─── Task input ───

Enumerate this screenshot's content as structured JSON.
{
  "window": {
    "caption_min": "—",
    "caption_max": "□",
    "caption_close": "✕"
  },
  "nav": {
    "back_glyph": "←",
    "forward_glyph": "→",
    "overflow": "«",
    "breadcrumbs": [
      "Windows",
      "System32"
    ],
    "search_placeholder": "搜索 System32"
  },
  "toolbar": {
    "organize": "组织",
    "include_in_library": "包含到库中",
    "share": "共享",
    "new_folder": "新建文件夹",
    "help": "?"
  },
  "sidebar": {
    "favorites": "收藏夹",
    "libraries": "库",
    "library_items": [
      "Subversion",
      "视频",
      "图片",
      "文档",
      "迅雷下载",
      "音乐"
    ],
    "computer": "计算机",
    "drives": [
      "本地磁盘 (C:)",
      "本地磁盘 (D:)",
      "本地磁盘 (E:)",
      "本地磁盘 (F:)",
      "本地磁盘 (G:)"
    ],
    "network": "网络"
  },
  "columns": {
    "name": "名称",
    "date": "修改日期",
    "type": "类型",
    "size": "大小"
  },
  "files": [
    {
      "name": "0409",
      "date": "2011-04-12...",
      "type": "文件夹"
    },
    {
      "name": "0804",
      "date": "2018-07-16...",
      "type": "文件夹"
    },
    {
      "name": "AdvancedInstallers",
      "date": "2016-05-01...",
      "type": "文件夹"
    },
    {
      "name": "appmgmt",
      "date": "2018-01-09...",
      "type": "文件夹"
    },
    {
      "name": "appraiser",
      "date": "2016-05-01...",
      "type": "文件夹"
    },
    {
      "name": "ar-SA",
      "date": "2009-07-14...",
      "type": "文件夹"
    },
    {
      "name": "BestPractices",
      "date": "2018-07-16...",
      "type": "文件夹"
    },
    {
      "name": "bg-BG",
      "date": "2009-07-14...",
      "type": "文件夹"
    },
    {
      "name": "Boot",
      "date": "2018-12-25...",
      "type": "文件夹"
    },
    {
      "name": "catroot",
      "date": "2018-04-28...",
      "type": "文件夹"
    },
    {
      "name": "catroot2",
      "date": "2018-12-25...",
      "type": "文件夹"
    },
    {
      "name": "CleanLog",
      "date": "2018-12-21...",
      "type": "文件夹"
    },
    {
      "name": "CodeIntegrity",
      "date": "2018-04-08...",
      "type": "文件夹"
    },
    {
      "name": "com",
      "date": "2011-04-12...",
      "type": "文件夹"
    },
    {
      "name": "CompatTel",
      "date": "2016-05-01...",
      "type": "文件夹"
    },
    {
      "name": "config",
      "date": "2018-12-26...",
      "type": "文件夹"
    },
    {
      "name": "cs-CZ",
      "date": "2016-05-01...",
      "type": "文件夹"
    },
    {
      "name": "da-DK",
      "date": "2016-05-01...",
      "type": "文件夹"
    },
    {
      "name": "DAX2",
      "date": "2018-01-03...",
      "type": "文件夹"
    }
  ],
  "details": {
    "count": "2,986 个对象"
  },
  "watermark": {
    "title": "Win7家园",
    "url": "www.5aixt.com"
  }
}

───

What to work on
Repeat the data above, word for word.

Worked solution
Enumerate this screenshot's content as structured JSON.
{
  "window": {
    "caption_min": "—",
    "caption_max": "□",
    "caption_close": "✕"
  },
  "nav": {
    "back_glyph": "←",
    "forward_glyph": "→",
    "overflow": "«",
    "breadcrumbs": [
      "Windows",
      "System32"
    ],
    "search_placeholder": "搜索 System32"
  },
  "toolbar": {
    "organize": "组织",
    "include_in_library": "包含到库中",
    "share": "共享",
    "new_folder": "新建文件夹",
    "help": "?"
  },
  "sidebar": {
    "favorites": "收藏夹",
    "libraries": "库",
    "library_items": [
      "Subversion",
      "视频",
      "图片",
      "文档",
      "迅雷下载",
      "音乐"
    ],
    "computer": "计算机",
    "drives": [
      "本地磁盘 (C:)",
      "本地磁盘 (D:)",
      "本地磁盘 (E:)",
      "本地磁盘 (F:)",
      "本地磁盘 (G:)"
    ],
    "network": "网络"
  },
  "columns": {
    "name": "名称",
    "date": "修改日期",
    "type": "类型",
    "size": "大小"
  },
  "files": [
    {
      "name": "0409",
      "date": "2011-04-12...",
      "type": "文件夹"
    },
    {
      "name": "0804",
      "date": "2018-07-16...",
      "type": "文件夹"
    },
    {
      "name": "AdvancedInstallers",
      "date": "2016-05-01...",
      "type": "文件夹"
    },
    {
      "name": "appmgmt",
      "date": "2018-01-09...",
      "type": "文件夹"
    },
    {
      "name": "appraiser",
      "date": "2016-05-01...",
      "type": "文件夹"
    },
    {
      "name": "ar-SA",
      "date": "2009-07-14...",
      "type": "文件夹"
    },
    {
      "name": "BestPractices",
      "date": "2018-07-16...",
      "type": "文件夹"
    },
    {
      "name": "bg-BG",
      "date": "2009-07-14...",
      "type": "文件夹"
    },
    {
      "name": "Boot",
      "date": "2018-12-25...",
      "type": "文件夹"
    },
    {
      "name": "catroot",
      "date": "2018-04-28...",
      "type": "文件夹"
    },
    {
      "name": "catroot2",
      "date": "2018-12-25...",
      "type": "文件夹"
    },
    {
      "name": "CleanLog",
      "date": "2018-12-21...",
      "type": "文件夹"
    },
    {
      "name": "CodeIntegrity",
      "date": "2018-04-08...",
      "type": "文件夹"
    },
    {
      "name": "com",
      "date": "2011-04-12...",
      "type": "文件夹"
    },
    {
      "name": "CompatTel",
      "date": "2016-05-01...",
      "type": "文件夹"
    },
    {
      "name": "config",
      "date": "2018-12-26...",
      "type": "文件夹"
    },
    {
      "name": "cs-CZ",
      "date": "2016-05-01...",
      "type": "文件夹"
    },
    {
      "name": "da-DK",
      "date": "2016-05-01...",
      "type": "文件夹"
    },
    {
      "name": "DAX2",
      "date": "2018-01-03...",
      "type": "文件夹"
    }
  ],
  "details": {
    "count": "2,986 个对象"
  },
  "watermark": {
    "title": "Win7家园",
    "url": "www.5aixt.com"
  }
}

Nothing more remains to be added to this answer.